Entries from a dataset of interfaces:
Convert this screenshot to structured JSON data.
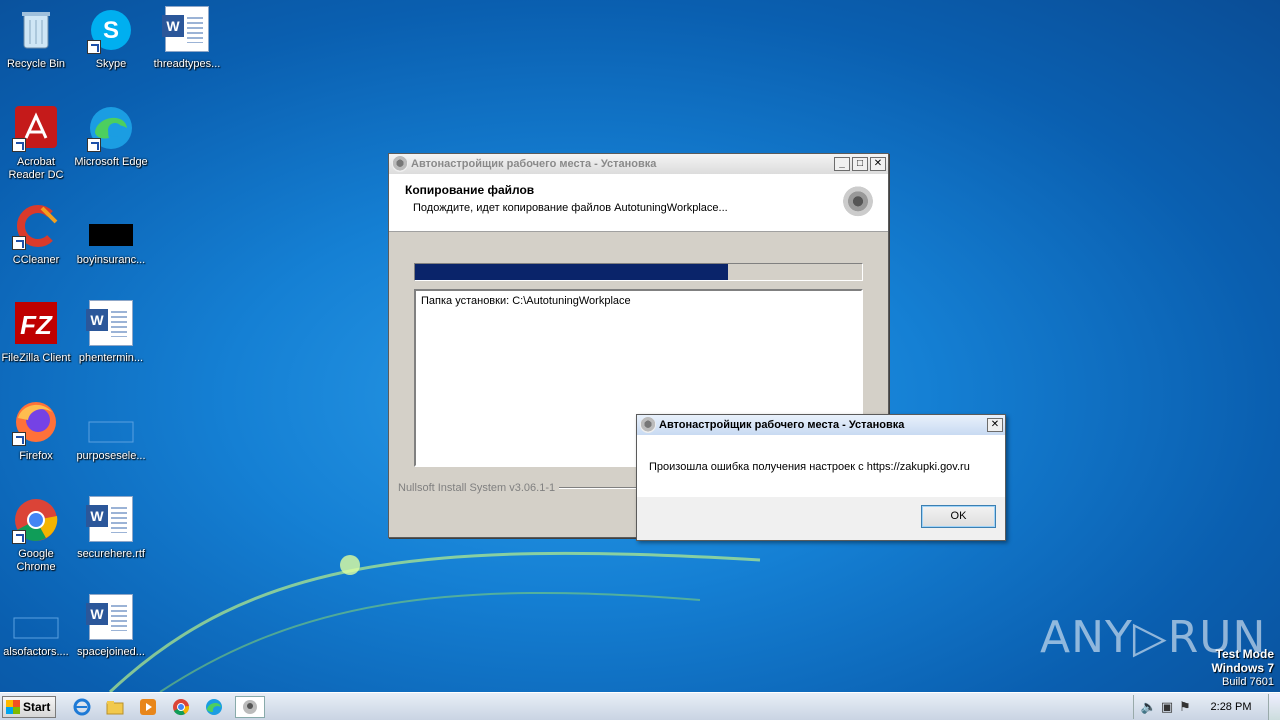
{
  "desktop": {
    "icons": [
      {
        "label": "Recycle Bin"
      },
      {
        "label": "Skype"
      },
      {
        "label": "threadtypes..."
      },
      {
        "label": "Acrobat Reader DC"
      },
      {
        "label": "Microsoft Edge"
      },
      {
        "label": "CCleaner"
      },
      {
        "label": "boyinsuranc..."
      },
      {
        "label": "FileZilla Client"
      },
      {
        "label": "phentermin..."
      },
      {
        "label": "Firefox"
      },
      {
        "label": "purposesele..."
      },
      {
        "label": "Google Chrome"
      },
      {
        "label": "securehere.rtf"
      },
      {
        "label": "alsofactors...."
      },
      {
        "label": "spacejoined..."
      }
    ]
  },
  "installer": {
    "title": "Автонастройщик рабочего места - Установка",
    "header_title": "Копирование файлов",
    "header_subtitle": "Подождите, идет копирование файлов AutotuningWorkplace...",
    "progress": 0.7,
    "log_line": "Папка установки: C:\\AutotuningWorkplace",
    "branding": "Nullsoft Install System v3.06.1-1",
    "btn_min": "_",
    "btn_max": "□",
    "btn_close": "✕"
  },
  "error_dialog": {
    "title": "Автонастройщик рабочего места - Установка",
    "message": "Произошла ошибка получения настроек с https://zakupki.gov.ru",
    "ok_label": "OK",
    "btn_close": "✕"
  },
  "watermark": {
    "brand": "ANY▷RUN",
    "mode_line1": "Test Mode",
    "mode_line2": "Windows 7",
    "mode_line3": "Build 7601"
  },
  "taskbar": {
    "start_label": "Start",
    "clock": "2:28 PM"
  }
}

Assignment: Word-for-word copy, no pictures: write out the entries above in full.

Expected answer:
Convert this screenshot to structured JSON data.
{
  "desktop": {
    "icons": [
      {
        "label": "Recycle Bin"
      },
      {
        "label": "Skype"
      },
      {
        "label": "threadtypes..."
      },
      {
        "label": "Acrobat Reader DC"
      },
      {
        "label": "Microsoft Edge"
      },
      {
        "label": "CCleaner"
      },
      {
        "label": "boyinsuranc..."
      },
      {
        "label": "FileZilla Client"
      },
      {
        "label": "phentermin..."
      },
      {
        "label": "Firefox"
      },
      {
        "label": "purposesele..."
      },
      {
        "label": "Google Chrome"
      },
      {
        "label": "securehere.rtf"
      },
      {
        "label": "alsofactors...."
      },
      {
        "label": "spacejoined..."
      }
    ]
  },
  "installer": {
    "title": "Автонастройщик рабочего места - Установка",
    "header_title": "Копирование файлов",
    "header_subtitle": "Подождите, идет копирование файлов AutotuningWorkplace...",
    "progress": 0.7,
    "log_line": "Папка установки: C:\\AutotuningWorkplace",
    "branding": "Nullsoft Install System v3.06.1-1",
    "btn_min": "_",
    "btn_max": "□",
    "btn_close": "✕"
  },
  "error_dialog": {
    "title": "Автонастройщик рабочего места - Установка",
    "message": "Произошла ошибка получения настроек с https://zakupki.gov.ru",
    "ok_label": "OK",
    "btn_close": "✕"
  },
  "watermark": {
    "brand": "ANY▷RUN",
    "mode_line1": "Test Mode",
    "mode_line2": "Windows 7",
    "mode_line3": "Build 7601"
  },
  "taskbar": {
    "start_label": "Start",
    "clock": "2:28 PM"
  }
}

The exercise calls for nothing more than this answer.